Performs best on free-draining clay-loam, loam and sandy-loam soils enriched with well-rotted manure, and adjusted to a moderately acid to neutral pH, generally in the 5.5 to 7.5 range. Planting sites need light shading and staking, or trellising is essential for good vine growth and leaf production. Betel pepper vines have poor tolerance to slow-draining, waterlogged and saline-alkaline soils.
Betel pepper is recorded as a weed in at least one reference publication but not as a serious weed or invasive species. It will only likely become a serious weed if male and female plants are grown together.
Adams, C. D. 1972, Flowering plants of Jamaica, University of the West Indies, Mona, Greater Kingston
Arctander, S. 1960, Perfume and flavor materials of natural origin, Elizabeth, New Jersey
Chevallier, A. 2000, Encyclopedia of herbal medicine, 2nd American ed., Dorling Kindersley, New York
Griffiths, M. & Burras, J. K. 1994, Manual of climbers and wall plants, Royal Horticultural Society (Great Britain), Timber Press, Portland, Oregon
Jacquat, C. & Bertossa, G. 1990, Plants from the markets of Thailand : descriptions and uses of 241 wild and cultivated plants, with 341 colour photographs, Editions Duang Kamol, Bangkok
Macmillan, H. F. 1943, Tropical planting and gardening : with special reference to Ceylon, 5th ed, Macmillan Publishing, London
Murty, A.J.S., Samba, S. & Subrahmanyam, N.S. 1989, A Textbook of Economic Botany, Wiley Eastern Limited, New Delhi
Oyen, L. P. A. & Nguyen X. D. 1999, Plant Resources of South-East Asia (PROSEA) 19 : Essential-oil plants, Backhuys Publishers, Leiden
Randall, R. P. 2002, A global compendium of weeds, R.G. and F.J. Richardson Press, Melbourne
Stewart, A. 2013, The drunken botanist : the plants that create the world's great drinks, 1st ed., Algonquin Books, Chapel Hill, North Carolina
Weiss, E. A 2002, Spice crops, CABI Publishing, Wallingford, United Kingdom
This website is provided for general information only. Iplantz makes no statements, representations or warranties as to the accuracy or completeness of the content of this website and does not accept any liability to you or any other person for the information which is provided or referred to on this website.

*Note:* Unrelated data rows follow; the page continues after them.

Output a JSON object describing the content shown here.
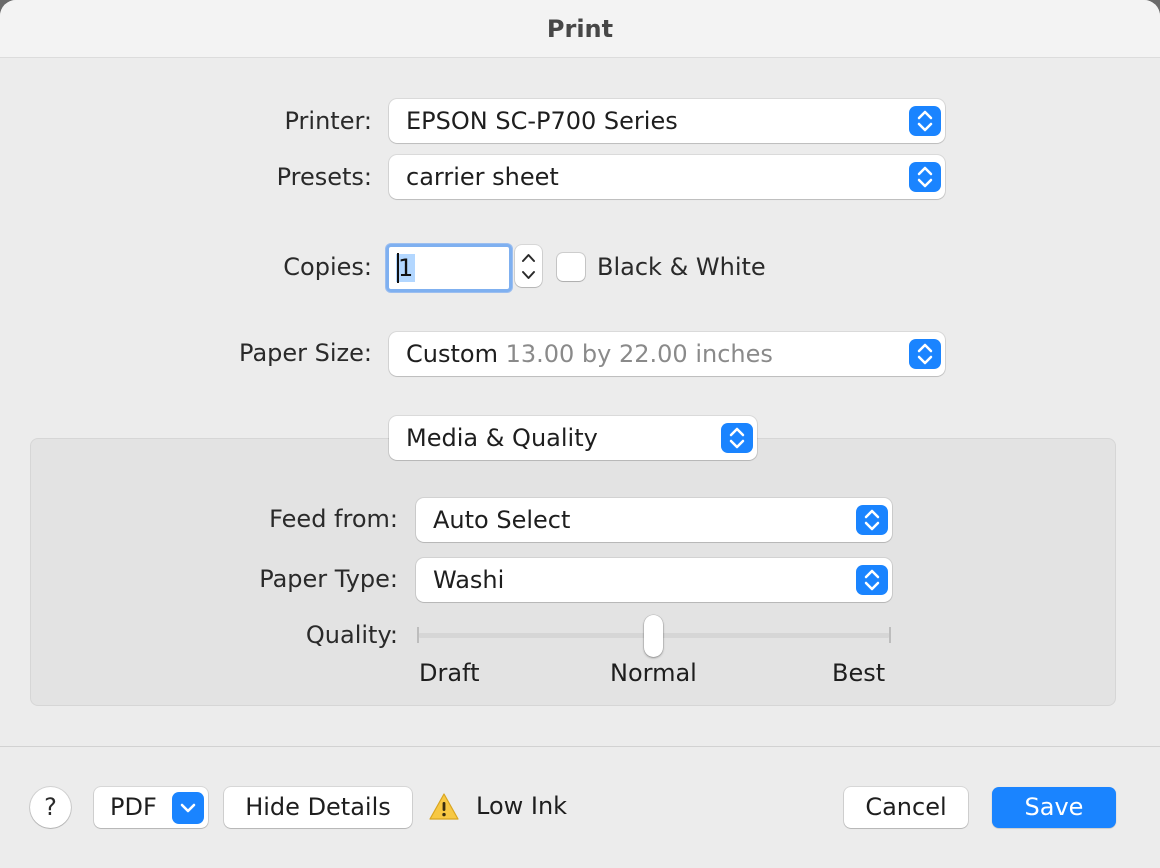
{
  "window": {
    "title": "Print"
  },
  "printer": {
    "label": "Printer:",
    "value": "EPSON SC-P700 Series"
  },
  "presets": {
    "label": "Presets:",
    "value": "carrier sheet"
  },
  "copies": {
    "label": "Copies:",
    "value": "1",
    "black_white_label": "Black & White",
    "black_white_checked": false
  },
  "paper_size": {
    "label": "Paper Size:",
    "value": "Custom",
    "detail": "13.00 by 22.00 inches"
  },
  "panel": {
    "value": "Media & Quality"
  },
  "feed_from": {
    "label": "Feed from:",
    "value": "Auto Select"
  },
  "paper_type": {
    "label": "Paper Type:",
    "value": "Washi"
  },
  "quality": {
    "label": "Quality:",
    "levels": [
      "Draft",
      "Normal",
      "Best"
    ],
    "selected": "Normal"
  },
  "footer": {
    "help_label": "?",
    "pdf_label": "PDF",
    "hide_details_label": "Hide Details",
    "status_text": "Low Ink",
    "cancel_label": "Cancel",
    "save_label": "Save"
  },
  "icons": {
    "popup": "up-down-chevron-icon",
    "pdf_menu": "chevron-down-icon",
    "status": "warning-icon"
  },
  "colors": {
    "accent": "#1a84ff",
    "warning": "#f7c843"
  }
}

In particular, Iplantz does not represent or warrant that any dataset or the data it contains is accurate, authentic or complete, or suitable for your needs. Changes in circumstances after the time of publication may impact the accuracy of datasets and their contents.
To the maximum extent permitted by law, Iplantz accepts no liability whatsoever to any person arising from or connected with the use of or reliance on any information or advice provided on this website or incorporated into it by reference, including any dataset or data it contains. No responsibility is taken for any information or services that may appear on any linked websites.